### Available records
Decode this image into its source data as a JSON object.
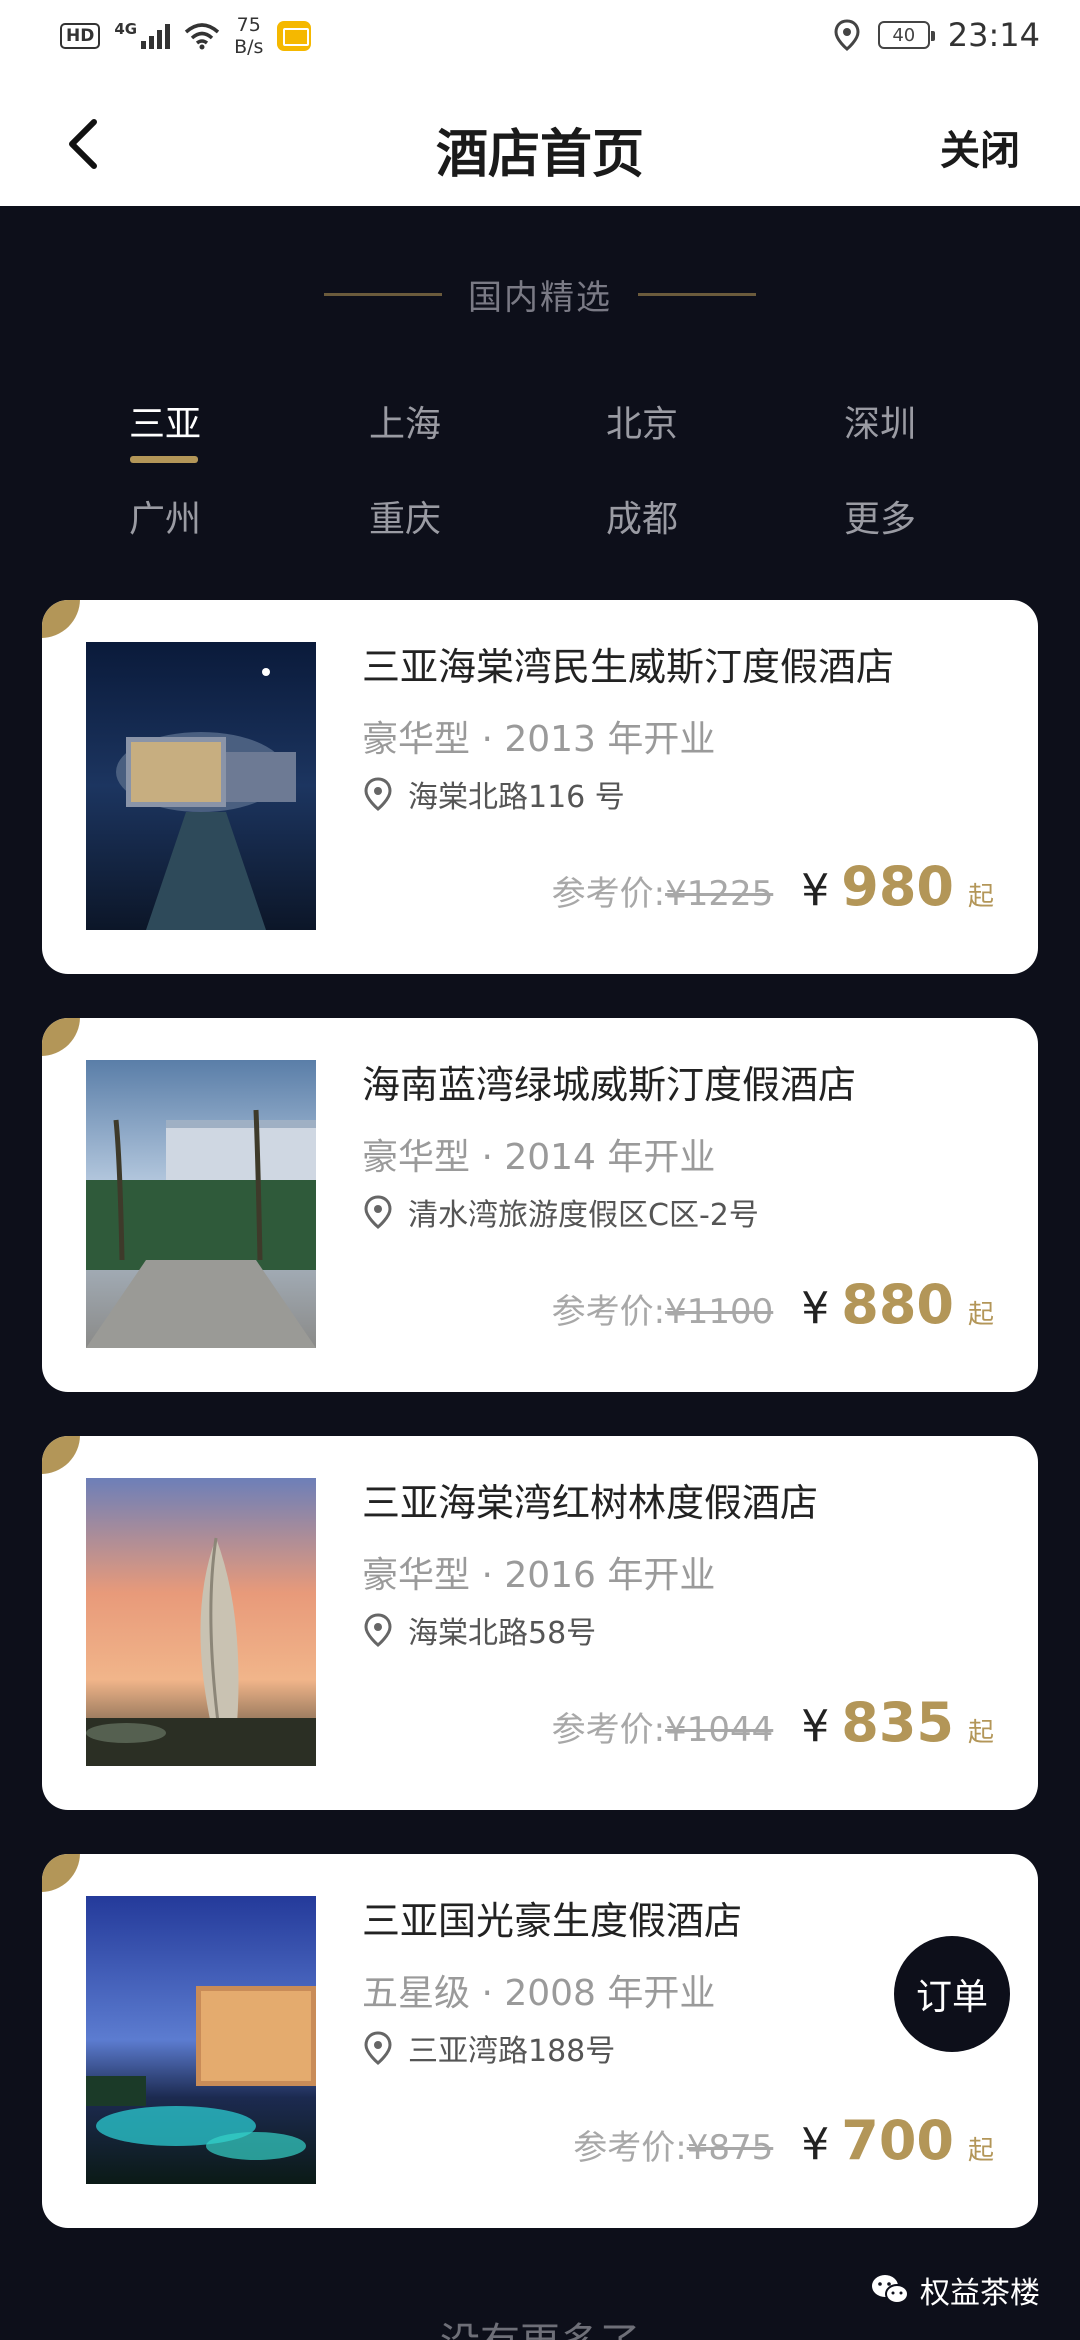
{
  "status_bar": {
    "hd": "HD",
    "network": "4G",
    "speed_value": "75",
    "speed_unit": "B/s",
    "battery": "40",
    "time": "23:14"
  },
  "nav": {
    "title": "酒店首页",
    "close_label": "关闭"
  },
  "section": {
    "title": "国内精选"
  },
  "cities": [
    "三亚",
    "上海",
    "北京",
    "深圳",
    "广州",
    "重庆",
    "成都",
    "更多"
  ],
  "active_city": "三亚",
  "hotels": [
    {
      "name": "三亚海棠湾民生威斯汀度假酒店",
      "meta": "豪华型 · 2013 年开业",
      "address": "海棠北路116 号",
      "ref_label": "参考价:",
      "ref_price": "¥1225",
      "currency": "¥",
      "price": "980",
      "suffix": "起"
    },
    {
      "name": "海南蓝湾绿城威斯汀度假酒店",
      "meta": "豪华型 · 2014 年开业",
      "address": "清水湾旅游度假区C区-2号",
      "ref_label": "参考价:",
      "ref_price": "¥1100",
      "currency": "¥",
      "price": "880",
      "suffix": "起"
    },
    {
      "name": "三亚海棠湾红树林度假酒店",
      "meta": "豪华型 · 2016 年开业",
      "address": "海棠北路58号",
      "ref_label": "参考价:",
      "ref_price": "¥1044",
      "currency": "¥",
      "price": "835",
      "suffix": "起"
    },
    {
      "name": "三亚国光豪生度假酒店",
      "meta": "五星级 · 2008 年开业",
      "address": "三亚湾路188号",
      "ref_label": "参考价:",
      "ref_price": "¥875",
      "currency": "¥",
      "price": "700",
      "suffix": "起"
    }
  ],
  "order_button": "订单",
  "watermark": "权益茶楼",
  "footer": "没有更多了",
  "colors": {
    "background": "#0d0f1a",
    "accent_gold": "#b39658",
    "card": "#ffffff"
  },
  "icons": [
    "back-arrow-icon",
    "location-pin-icon",
    "wechat-icon"
  ]
}
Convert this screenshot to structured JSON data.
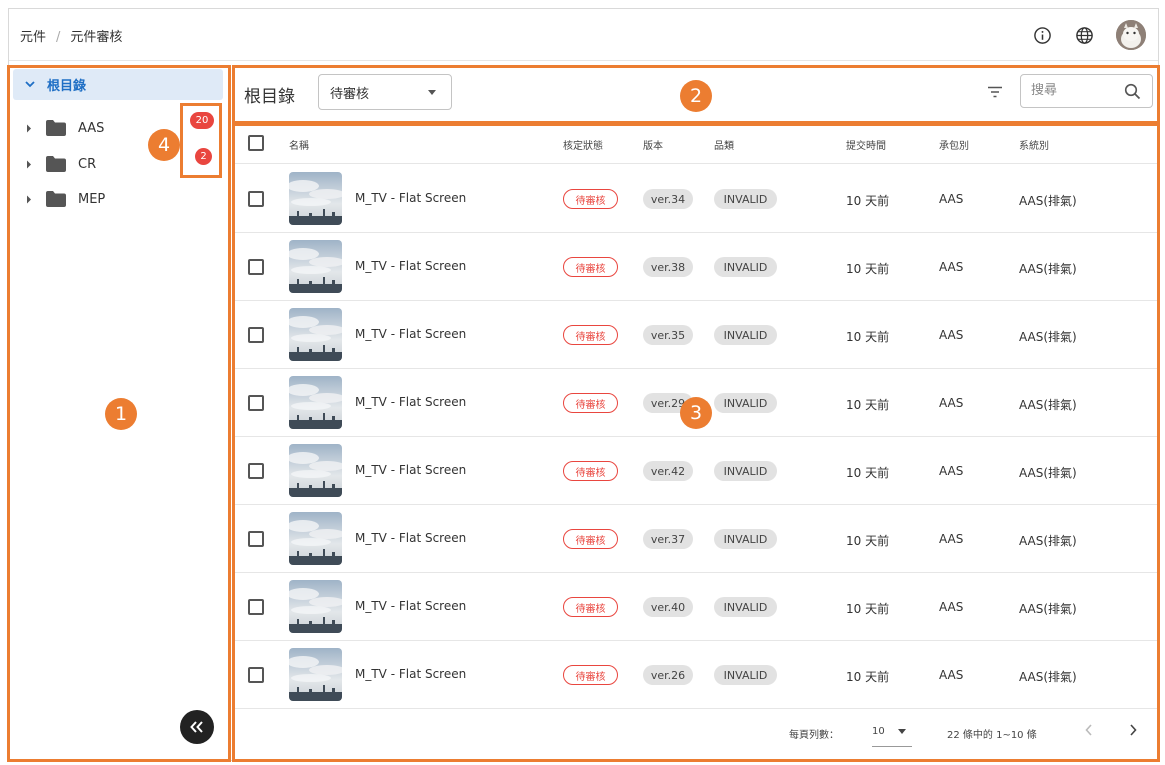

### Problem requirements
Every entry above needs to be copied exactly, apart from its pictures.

### Expected answer
Decode this image into its source data as a JSON object.
{
  "status_bar": {
    "hd": "HD",
    "network": "4G",
    "speed_value": "75",
    "speed_unit": "B/s",
    "battery": "40",
    "time": "23:14"
  },
  "nav": {
    "title": "酒店首页",
    "close_label": "关闭"
  },
  "section": {
    "title": "国内精选"
  },
  "cities": [
    "三亚",
    "上海",
    "北京",
    "深圳",
    "广州",
    "重庆",
    "成都",
    "更多"
  ],
  "active_city": "三亚",
  "hotels": [
    {
      "name": "三亚海棠湾民生威斯汀度假酒店",
      "meta": "豪华型 · 2013 年开业",
      "address": "海棠北路116 号",
      "ref_label": "参考价:",
      "ref_price": "¥1225",
      "currency": "¥",
      "price": "980",
      "suffix": "起"
    },
    {
      "name": "海南蓝湾绿城威斯汀度假酒店",
      "meta": "豪华型 · 2014 年开业",
      "address": "清水湾旅游度假区C区-2号",
      "ref_label": "参考价:",
      "ref_price": "¥1100",
      "currency": "¥",
      "price": "880",
      "suffix": "起"
    },
    {
      "name": "三亚海棠湾红树林度假酒店",
      "meta": "豪华型 · 2016 年开业",
      "address": "海棠北路58号",
      "ref_label": "参考价:",
      "ref_price": "¥1044",
      "currency": "¥",
      "price": "835",
      "suffix": "起"
    },
    {
      "name": "三亚国光豪生度假酒店",
      "meta": "五星级 · 2008 年开业",
      "address": "三亚湾路188号",
      "ref_label": "参考价:",
      "ref_price": "¥875",
      "currency": "¥",
      "price": "700",
      "suffix": "起"
    }
  ],
  "order_button": "订单",
  "watermark": "权益茶楼",
  "footer": "没有更多了",
  "colors": {
    "background": "#0d0f1a",
    "accent_gold": "#b39658",
    "card": "#ffffff"
  },
  "icons": [
    "back-arrow-icon",
    "location-pin-icon",
    "wechat-icon"
  ]
}
Convert this screenshot to structured JSON data.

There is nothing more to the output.